“O death, where is thy victory? O death, where is thy sting?” These words came to mind as the sun and wind caressed me there in the cemetery. Not in traditional mourning garb, I wore a long, loose white native “huipil” with small colored designs woven into it, one my husband had loved. The workers had begun the long process of filling the grave, as off and on friends sang beloved hymns and choruses of hope.
Just one day after my life companion took off on a new journey, I was overwhelmed by the loss, but at the same time upheld by those “everlasting arms”, sensing the freedom that Refugio’s soul now enjoyed.
It was the rainy season, and in the afternoons a downpour was almost inevitable, but my heavenly Father cared enough to make that day different and the sun shone gloriously.
There had been innumerable “divine coincidences” that had come together to cushion the blow. Knowing that my husband’s health was fragile with a chronic disease, I had asked if he thought I could visit my aging mother, for those last years can be so unpredictable. He felt he could get by without me, so the long-distance tickets were bought… and not long afterwards my Mum passed away! The memorial service was set for a few weeks later, when I had already planned to be there.
Two weeks after my return, our daughter and family arrived from afar, by surprise. Their presence was so special and perfectly-timed. “Pa” decided to leave us the day before their departure was programmed, just a month after my arrival. Well, our heavenly Father had his hand in it, of course, and they changed their tickets to be with me for the funeral.
These incidences and more have helped to bring rainbows to my life as the sun– and the Son– shine through the tears.
This week I shared a Scottish poem someone had posted in social media about losing a loved one but instead of crying, smiling with the memories of their life.

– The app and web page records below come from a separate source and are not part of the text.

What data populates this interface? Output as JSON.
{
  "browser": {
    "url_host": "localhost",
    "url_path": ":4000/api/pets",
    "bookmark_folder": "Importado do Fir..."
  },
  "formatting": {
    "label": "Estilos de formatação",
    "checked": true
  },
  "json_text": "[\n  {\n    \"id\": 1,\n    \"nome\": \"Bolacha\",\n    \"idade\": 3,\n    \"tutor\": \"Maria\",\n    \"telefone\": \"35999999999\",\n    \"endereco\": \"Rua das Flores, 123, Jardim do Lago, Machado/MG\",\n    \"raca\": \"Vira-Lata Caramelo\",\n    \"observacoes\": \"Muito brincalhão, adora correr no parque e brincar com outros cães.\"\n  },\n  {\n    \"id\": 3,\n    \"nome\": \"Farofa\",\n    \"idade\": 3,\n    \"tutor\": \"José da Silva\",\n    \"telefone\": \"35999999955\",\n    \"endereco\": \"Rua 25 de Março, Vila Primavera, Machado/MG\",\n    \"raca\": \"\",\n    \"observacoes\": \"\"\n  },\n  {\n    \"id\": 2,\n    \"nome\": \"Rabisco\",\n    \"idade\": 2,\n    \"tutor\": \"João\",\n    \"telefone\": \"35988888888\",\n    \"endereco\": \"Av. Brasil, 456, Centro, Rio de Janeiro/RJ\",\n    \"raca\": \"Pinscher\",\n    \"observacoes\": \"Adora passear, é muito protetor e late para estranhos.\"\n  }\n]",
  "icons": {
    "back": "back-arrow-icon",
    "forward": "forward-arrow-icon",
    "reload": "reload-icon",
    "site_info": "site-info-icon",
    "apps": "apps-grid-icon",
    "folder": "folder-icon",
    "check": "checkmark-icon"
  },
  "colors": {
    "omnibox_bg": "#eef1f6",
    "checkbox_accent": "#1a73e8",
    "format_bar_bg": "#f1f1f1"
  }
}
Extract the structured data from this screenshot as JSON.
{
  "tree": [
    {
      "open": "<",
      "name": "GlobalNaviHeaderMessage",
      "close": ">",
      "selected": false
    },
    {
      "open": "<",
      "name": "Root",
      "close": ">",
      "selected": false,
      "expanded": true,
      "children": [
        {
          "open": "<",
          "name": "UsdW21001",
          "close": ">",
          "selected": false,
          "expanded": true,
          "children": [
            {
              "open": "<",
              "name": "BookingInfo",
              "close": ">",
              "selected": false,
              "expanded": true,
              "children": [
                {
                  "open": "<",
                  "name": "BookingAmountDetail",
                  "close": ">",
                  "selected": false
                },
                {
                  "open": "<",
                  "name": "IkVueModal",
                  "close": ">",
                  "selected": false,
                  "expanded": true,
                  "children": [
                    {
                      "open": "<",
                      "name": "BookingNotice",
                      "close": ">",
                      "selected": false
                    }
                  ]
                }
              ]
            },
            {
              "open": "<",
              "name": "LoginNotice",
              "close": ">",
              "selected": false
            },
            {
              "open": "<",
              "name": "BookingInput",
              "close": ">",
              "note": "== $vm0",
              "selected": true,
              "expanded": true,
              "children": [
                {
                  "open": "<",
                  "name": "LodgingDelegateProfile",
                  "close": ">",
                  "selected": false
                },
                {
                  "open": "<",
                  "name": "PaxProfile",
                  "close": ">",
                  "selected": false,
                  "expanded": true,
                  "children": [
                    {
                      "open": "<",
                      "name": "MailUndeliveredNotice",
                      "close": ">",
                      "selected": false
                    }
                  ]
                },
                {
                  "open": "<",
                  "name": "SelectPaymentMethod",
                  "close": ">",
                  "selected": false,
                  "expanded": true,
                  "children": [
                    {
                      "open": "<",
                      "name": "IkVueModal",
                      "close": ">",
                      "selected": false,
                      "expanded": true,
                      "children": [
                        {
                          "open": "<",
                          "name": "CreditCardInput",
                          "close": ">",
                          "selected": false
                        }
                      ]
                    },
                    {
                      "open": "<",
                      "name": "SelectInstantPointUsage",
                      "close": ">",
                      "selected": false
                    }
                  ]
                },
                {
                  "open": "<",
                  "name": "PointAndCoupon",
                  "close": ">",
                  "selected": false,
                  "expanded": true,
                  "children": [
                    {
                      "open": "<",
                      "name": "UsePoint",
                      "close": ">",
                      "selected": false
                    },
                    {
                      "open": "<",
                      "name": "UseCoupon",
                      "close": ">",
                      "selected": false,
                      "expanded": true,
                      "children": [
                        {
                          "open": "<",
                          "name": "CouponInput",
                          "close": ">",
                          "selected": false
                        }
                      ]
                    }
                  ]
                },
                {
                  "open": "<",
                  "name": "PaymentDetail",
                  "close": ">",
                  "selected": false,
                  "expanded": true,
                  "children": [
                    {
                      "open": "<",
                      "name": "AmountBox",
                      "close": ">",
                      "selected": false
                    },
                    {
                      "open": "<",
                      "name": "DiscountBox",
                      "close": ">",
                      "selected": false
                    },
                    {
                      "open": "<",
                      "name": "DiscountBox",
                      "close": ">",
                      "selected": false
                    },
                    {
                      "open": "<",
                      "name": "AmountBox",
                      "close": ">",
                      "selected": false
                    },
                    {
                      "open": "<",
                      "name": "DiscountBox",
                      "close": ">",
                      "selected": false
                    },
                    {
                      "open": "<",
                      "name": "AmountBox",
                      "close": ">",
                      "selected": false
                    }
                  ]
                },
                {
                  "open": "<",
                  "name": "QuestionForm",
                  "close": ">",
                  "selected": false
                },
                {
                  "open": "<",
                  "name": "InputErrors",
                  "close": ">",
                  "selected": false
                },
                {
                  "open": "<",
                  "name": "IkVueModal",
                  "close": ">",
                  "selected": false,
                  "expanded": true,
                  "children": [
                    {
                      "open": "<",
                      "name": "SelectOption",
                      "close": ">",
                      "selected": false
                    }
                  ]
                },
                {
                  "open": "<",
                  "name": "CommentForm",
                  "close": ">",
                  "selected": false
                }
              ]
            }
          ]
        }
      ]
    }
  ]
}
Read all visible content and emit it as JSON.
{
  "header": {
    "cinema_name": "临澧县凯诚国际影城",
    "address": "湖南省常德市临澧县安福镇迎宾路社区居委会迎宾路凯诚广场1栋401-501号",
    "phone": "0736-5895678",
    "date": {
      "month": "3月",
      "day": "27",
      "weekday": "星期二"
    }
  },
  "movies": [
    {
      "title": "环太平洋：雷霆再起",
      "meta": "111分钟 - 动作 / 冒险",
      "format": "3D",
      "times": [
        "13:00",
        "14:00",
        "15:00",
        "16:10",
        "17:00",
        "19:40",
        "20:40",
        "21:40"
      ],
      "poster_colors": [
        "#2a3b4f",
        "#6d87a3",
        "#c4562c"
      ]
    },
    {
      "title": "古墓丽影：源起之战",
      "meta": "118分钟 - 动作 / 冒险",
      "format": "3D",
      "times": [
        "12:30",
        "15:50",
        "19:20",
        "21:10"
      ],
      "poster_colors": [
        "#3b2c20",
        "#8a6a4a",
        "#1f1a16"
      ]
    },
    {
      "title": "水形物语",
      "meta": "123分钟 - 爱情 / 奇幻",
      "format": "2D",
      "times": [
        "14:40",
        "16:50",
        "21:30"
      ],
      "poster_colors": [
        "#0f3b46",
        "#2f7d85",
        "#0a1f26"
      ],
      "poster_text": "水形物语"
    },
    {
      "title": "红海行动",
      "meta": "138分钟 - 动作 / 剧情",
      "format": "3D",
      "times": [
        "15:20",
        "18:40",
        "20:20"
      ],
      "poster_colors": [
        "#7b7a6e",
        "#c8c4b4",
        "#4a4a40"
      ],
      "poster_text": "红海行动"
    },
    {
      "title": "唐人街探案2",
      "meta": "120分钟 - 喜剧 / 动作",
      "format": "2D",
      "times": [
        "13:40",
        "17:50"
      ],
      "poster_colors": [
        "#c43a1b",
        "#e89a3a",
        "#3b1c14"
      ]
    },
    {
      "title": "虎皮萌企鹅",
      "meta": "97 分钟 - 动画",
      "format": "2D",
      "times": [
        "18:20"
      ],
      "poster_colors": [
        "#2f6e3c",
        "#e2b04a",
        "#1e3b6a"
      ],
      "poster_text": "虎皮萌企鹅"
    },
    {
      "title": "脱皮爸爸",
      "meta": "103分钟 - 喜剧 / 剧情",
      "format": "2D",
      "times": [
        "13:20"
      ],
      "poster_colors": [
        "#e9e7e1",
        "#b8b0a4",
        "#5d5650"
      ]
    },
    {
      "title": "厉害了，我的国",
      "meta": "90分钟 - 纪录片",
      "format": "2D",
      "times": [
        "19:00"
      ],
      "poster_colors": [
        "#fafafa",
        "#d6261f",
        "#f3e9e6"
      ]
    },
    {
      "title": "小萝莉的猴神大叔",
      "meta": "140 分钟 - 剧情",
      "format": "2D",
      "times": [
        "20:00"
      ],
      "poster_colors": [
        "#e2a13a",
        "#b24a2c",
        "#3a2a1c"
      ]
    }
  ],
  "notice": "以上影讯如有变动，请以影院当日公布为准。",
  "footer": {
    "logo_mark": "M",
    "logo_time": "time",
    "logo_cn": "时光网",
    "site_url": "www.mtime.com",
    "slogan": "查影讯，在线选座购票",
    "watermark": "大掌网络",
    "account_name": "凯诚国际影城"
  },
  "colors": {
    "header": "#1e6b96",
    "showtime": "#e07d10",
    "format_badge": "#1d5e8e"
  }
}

It seemed appropriate. Then a friend commented, “Doesn’t the author accept the reality of grief?”
He’s right. Denying the reality of sorrow, in fact, the need for grieving, is hurtful in the long run. It may mean pushing down those feelings that are natural, real, profound. Releasing those emotions in the form of tears is part of the healing process.
Even so, the glimpses of light filtering through the darkness are more frequent, I believe, when you can cling to the Easter message of resurrection. This is not the end. This life is, in fact, only the Shadowlands, as C.S. Lewis called it, where we prepare for true Life.
Lessons on Mourning from the Word
- Mourning and grief are an integral part of this fallen world, with the inevitability of death. I am always touched by the tears Jesus shed upon the death of his friend Lazarus. Surely he, who promised eternal life and indeed was LIFE, knew the end of the story. Still, he understood pain. At the same time, he showed there could be victory over death when he raised Lazarus from the dead… a foretaste of his own more permanent resurrection.
- There is a time for mourning, and although we never leave grief behind 100 percent, there is a time to move on, a time when smiles may be more frequent than tears again.
- God is with us in the process, and can show us “the light at the end of the tunnel”. Much as there may seem to be no end to our pain, there is hope:
“You have turned my mourning into joyful dancing.
You have taken away my clothes of mourning and clothed me with joy,”
- The “nighttime” is real; the weeping should be allowed to wash the soul. There is a “morning” ahead:
- It is natural to mourn, and it is a time in which our presence is most needed… much more than words. Even crying with them is identifying with their loss.
- Those of us who are people of faith do not make light of grief, much as we hold a hope beyond this life’s sorrow.
The day of the funeral, I was able to catch a glimpse of the light beyond the grave. In the days following, there have been tears, often at unexpected times. Friends have been a strength, as has been God’s Word. Joy is not a stranger, however, and is richer now that it can be sensed in counterpoint to the grief.
May you who mourn… find there is “joy in the morning”!